According to one national survey, Bo ranks forty-first among male dog names. But when Affordable Vet Services in Ann Arbor ranked the frequency of names of their canine patients, Bo came in twentieth. Staffers at other local animal care facilities say they see plenty of Bos, too–along with dogs named Maize or Blue–or, in some two-pet families, Maize and Blue.
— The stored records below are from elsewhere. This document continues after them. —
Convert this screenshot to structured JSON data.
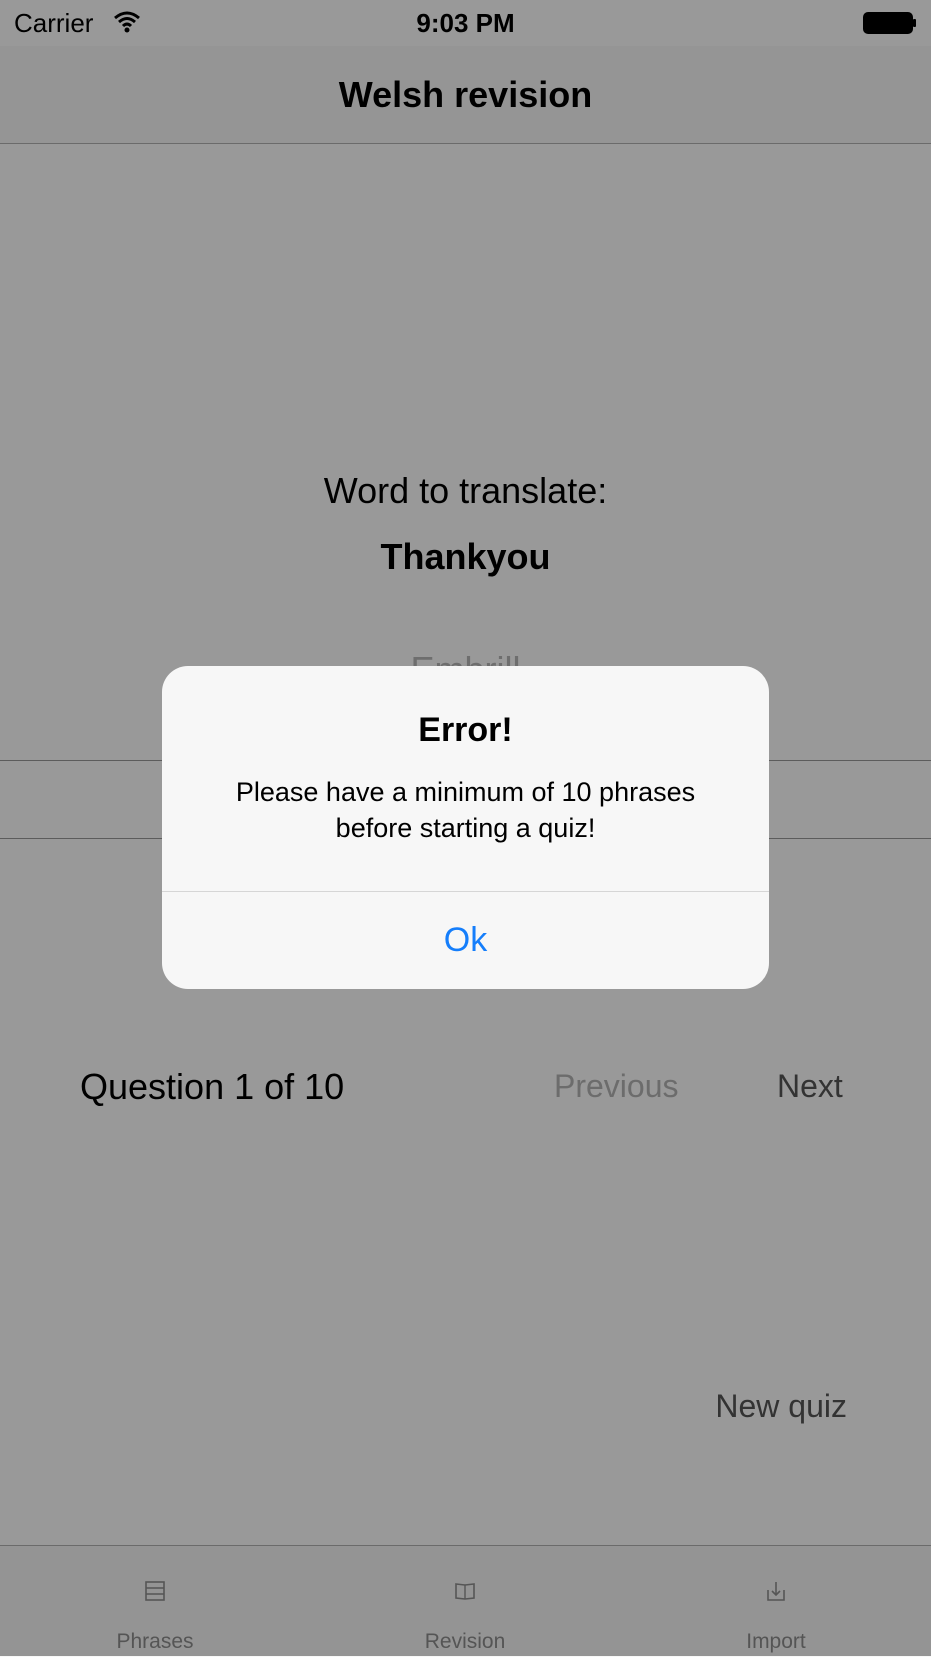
{
  "status_bar": {
    "carrier": "Carrier",
    "time": "9:03 PM",
    "wifi_icon": "wifi-icon",
    "battery_icon": "battery-icon"
  },
  "nav": {
    "title": "Welsh revision"
  },
  "quiz": {
    "word_label": "Word to translate:",
    "word": "Thankyou",
    "answer_value": "",
    "answer_placeholder": "Embrill",
    "question_counter": "Question 1 of 10",
    "previous_label": "Previous",
    "next_label": "Next",
    "new_quiz_label": "New quiz"
  },
  "tabs": [
    {
      "label": "Phrases",
      "icon": "list-icon"
    },
    {
      "label": "Revision",
      "icon": "book-icon"
    },
    {
      "label": "Import",
      "icon": "import-icon"
    }
  ],
  "alert": {
    "title": "Error!",
    "message_line1": "Please have a minimum of 10 phrases",
    "message_line2": "before starting a quiz!",
    "ok_label": "Ok"
  },
  "colors": {
    "accent": "#157efb",
    "overlay": "rgba(0,0,0,0.40)"
  }
}
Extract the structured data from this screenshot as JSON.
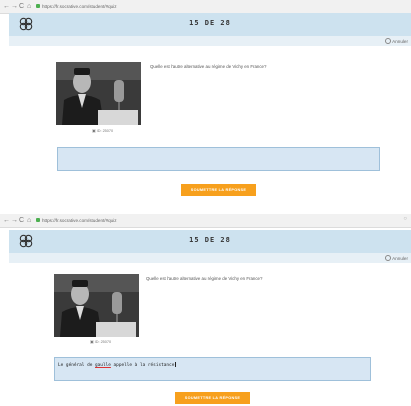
{
  "browser": {
    "nav_back": "←",
    "nav_forward": "→",
    "nav_reload": "C",
    "nav_home": "⌂",
    "url_1": "https://fr.socrative.com/student/#quiz",
    "url_2": "https://fr.socrative.com/student/#quiz"
  },
  "header": {
    "title": "15 DE 28",
    "action_label": "Annuler",
    "accent": "#cde2ef"
  },
  "question": {
    "text": "Quelle est l'autre alternative au régime de Vichy en France?",
    "photo_credit": "ID: 25070"
  },
  "answer": {
    "before": {
      "value": "",
      "placeholder": ""
    },
    "after": {
      "value_parts": [
        "Le général de ",
        "gaulle",
        " appelle à la résistance"
      ]
    }
  },
  "submit": {
    "label": "SOUMETTRE LA RÉPONSE",
    "color": "#f7a01d"
  },
  "icons": {
    "logo": "socrative-logo-icon",
    "credit": "image-credit-icon",
    "action": "cancel-icon"
  }
}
Ann Arbor Animal Hospital counts household pairs Bacon and Eggs, Ping and Pong, Boris and Natasha, and Apollo and Zeus among its patients. The Ann Arbor pet population also includes more than one Athena and Hercules–but lest we feel too smug about our college-town refinement, Affordable’s Bill MacArthur notes that we also have plenty of golden retrievers named Molson. Speaking of consumables, chocolate labs tend to be tagged Hershey or Godiva, according to Ann Arbor Animal Hospital’s Janet Figarra.

While pets are dubbed for pop culture namesakes like Nala, Marley, and Bella as frequently here as elsewhere, some naming strategies are more pronounced locally. Few Harry Potter characters have escaped having an animal companion hereabouts named for them: Albus, Sirius, Severus, Hermione, and even Dobby are curling up in local laps or pet beds. (No Voldemort, though; if a name is destiny, why take a chance?)

Observers have only recently begun to speculate about the relationship between societal trends and fashions in pet naming, but MacArthur’s experience might be a bit of historical evidence: “If I have an appointment with a cat named Morris,” he says, “I know exactly what I’m going to see. It will be yellow, it will be geriatric, and the presentation will indicate hyperthyroidism or renal failure.

“I mean, that ad campaign is twenty years old.”